Well, this principle is exactly the same in a restaurant. It’s not like there is a shortage of restaurants. And it’s not like the restaurants are like Duke Power, where we can only buy our electricity from one person. There are restaurants everywhere and all different kinds.

Believe me, restaurants are dying to cater to special niches, to special desires. And there will be smoking restaurants and nonsmoking restaurants, smoking bars, nonsmoking bars, or restaurants and bars that allow nonsmoking and smoking under the same roof. So these are the decisions that should be made by the people who, in fact, are taking the risks associated with running those businesses.

Martinez: Why is it, then, that such a high percentage of the public is very willing to say, “Sure, I support this smoking ban”? Is it just smoking itself? Why is it people are willing to give up that freedom of choice?

Cordato: Well, I think because most people don’t smoke, they’re perfectly happy to impose their preferences on others, unfortunately. I don’t even think it’s a pro-smoking/anti-smoking question. It’s a private property question. It’s a property rights question. And I don’t think it should matter whether it’s a for-profit or a nonprofit or a country club or whatever. It’s a property rights issue, not a smoker’s rights issue.

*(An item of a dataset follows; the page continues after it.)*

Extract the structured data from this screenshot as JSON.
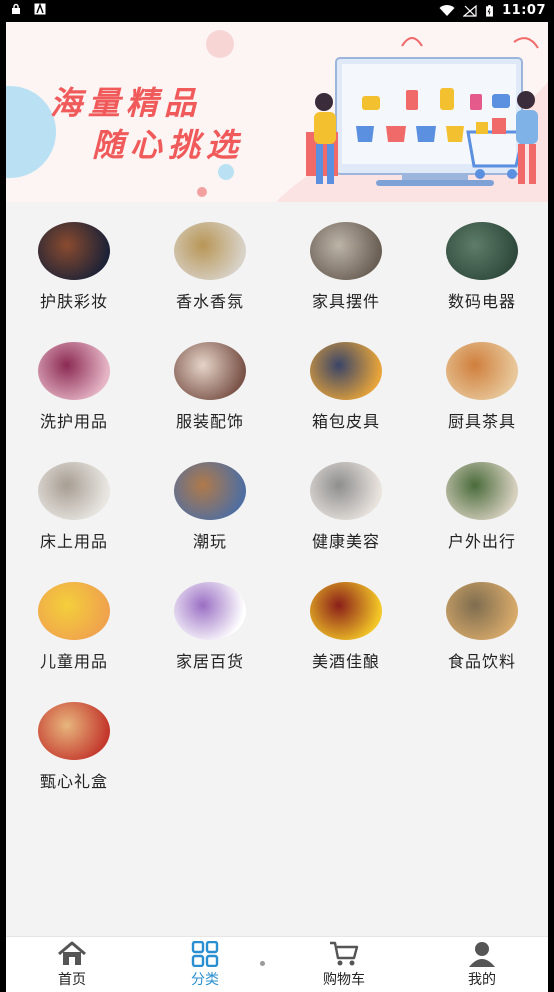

And I think we confuse this issue.

Martinez: So for you it’s more about government controlling behavior?

Cordato: Well, yes. Look — neither smokers nor nonsmokers have rights on my property. They want to have rights on that property? Buy it from me. Otherwise, I get to say how it’s used, or I should get to say how it’s used. Unfortunately, we live in a society where somehow the government sees a private restaurant, or a privately owned restaurant, and they actually call it a public facility.

Well, no. The convention center might be a public facility, but a McDonald’s is not. And until the government wants to take the risks associated with running the business — getting customers, not getting customers — I honestly don’t think it’s their business to tell private owners of anything what they should do on their property, so long as they’re not violating the same property rights of others.

For example, if I run a bar and lots of people are smoking at the bar and for some reason the smoke spills out of the bar and onto my neighbor’s property, or into my neighbor’s house, well, then my neighbor should have a complaint about that because that violates their property rights. But if my bar is full of smoke — and by the way, I was a musician, a jazz musician, for many years and came home reeking of smoke very often — I never thought once to tell the owners of the establishments, “Well, you shouldn’t have smoking here because of my nonsmoker rights.” It was their bar. If I didn’t want to be a musician there, I didn’t have to be.

And the whole point here is that we have very little respect for property rights anymore. Going from the Kelo [v. City of New London] decision a number of years ago — which basically said governments can take, literally take, away people’s property and give it to other private owners for whatever tax purposes — to things like smoking bans on private property of any kind, I think there tends to be very, very little respect for private property on the part of governments. And I think that’s where the focus should be. It’s not a smoking issue.